Exercise aim:
How many lines within the records include the word "icon"? Only that number should be given.

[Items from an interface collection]
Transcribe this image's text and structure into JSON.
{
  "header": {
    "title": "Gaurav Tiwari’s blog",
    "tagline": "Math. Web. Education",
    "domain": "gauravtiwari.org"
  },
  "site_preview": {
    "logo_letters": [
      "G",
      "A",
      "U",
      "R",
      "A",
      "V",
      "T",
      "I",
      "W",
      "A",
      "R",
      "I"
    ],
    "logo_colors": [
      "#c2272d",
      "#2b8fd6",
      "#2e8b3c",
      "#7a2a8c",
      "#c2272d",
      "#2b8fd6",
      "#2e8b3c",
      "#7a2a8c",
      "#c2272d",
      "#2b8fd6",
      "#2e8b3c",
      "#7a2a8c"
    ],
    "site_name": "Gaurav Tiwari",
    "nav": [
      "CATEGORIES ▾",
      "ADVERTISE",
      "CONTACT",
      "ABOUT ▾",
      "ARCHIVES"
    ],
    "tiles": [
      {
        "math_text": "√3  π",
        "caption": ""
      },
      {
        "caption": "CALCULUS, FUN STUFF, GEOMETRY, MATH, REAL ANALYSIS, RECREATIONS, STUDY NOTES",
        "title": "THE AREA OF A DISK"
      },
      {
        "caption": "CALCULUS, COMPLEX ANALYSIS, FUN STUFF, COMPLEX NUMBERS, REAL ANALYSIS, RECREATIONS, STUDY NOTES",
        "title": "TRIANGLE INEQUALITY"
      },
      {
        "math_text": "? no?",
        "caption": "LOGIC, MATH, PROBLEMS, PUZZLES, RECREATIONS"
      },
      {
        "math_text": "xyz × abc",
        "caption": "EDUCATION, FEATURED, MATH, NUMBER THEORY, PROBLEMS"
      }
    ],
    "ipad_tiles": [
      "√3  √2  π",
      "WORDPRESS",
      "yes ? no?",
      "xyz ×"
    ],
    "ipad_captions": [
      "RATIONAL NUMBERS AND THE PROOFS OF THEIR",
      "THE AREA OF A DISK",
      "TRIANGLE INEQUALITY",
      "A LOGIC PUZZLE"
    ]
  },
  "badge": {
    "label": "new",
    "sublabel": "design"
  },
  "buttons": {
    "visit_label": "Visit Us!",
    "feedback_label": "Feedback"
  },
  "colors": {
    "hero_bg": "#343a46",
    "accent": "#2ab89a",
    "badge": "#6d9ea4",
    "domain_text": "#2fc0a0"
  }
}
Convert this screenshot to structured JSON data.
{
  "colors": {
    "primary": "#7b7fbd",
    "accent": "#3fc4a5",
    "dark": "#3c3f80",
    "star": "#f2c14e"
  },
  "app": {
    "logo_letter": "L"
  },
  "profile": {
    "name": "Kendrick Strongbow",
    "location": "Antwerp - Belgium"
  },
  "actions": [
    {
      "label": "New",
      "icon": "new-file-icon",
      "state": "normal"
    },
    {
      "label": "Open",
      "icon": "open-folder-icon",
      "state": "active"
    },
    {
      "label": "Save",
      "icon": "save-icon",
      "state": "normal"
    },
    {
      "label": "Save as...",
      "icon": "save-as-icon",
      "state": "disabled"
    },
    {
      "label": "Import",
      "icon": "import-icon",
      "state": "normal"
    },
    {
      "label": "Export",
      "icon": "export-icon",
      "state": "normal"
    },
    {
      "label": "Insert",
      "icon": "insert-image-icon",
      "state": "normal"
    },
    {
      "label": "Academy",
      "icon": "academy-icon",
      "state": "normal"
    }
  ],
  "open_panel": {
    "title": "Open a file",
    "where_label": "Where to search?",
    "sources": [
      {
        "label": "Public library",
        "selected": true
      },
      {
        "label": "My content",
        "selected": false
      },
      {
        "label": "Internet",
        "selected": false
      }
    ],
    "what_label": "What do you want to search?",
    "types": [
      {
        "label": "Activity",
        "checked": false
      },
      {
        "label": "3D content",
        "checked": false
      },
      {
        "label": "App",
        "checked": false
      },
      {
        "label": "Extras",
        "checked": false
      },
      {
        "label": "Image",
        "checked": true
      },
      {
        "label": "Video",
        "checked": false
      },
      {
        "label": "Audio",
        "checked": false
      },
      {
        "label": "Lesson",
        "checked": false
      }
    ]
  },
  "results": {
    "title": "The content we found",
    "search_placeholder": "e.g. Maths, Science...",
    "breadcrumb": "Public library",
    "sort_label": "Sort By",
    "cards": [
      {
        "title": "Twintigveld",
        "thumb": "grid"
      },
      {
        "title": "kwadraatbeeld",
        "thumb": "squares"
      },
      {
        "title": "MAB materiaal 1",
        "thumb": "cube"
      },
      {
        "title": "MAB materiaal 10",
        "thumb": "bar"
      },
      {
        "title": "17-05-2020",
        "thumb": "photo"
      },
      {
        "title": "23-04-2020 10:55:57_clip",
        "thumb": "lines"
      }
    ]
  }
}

Answer for this exercise:
8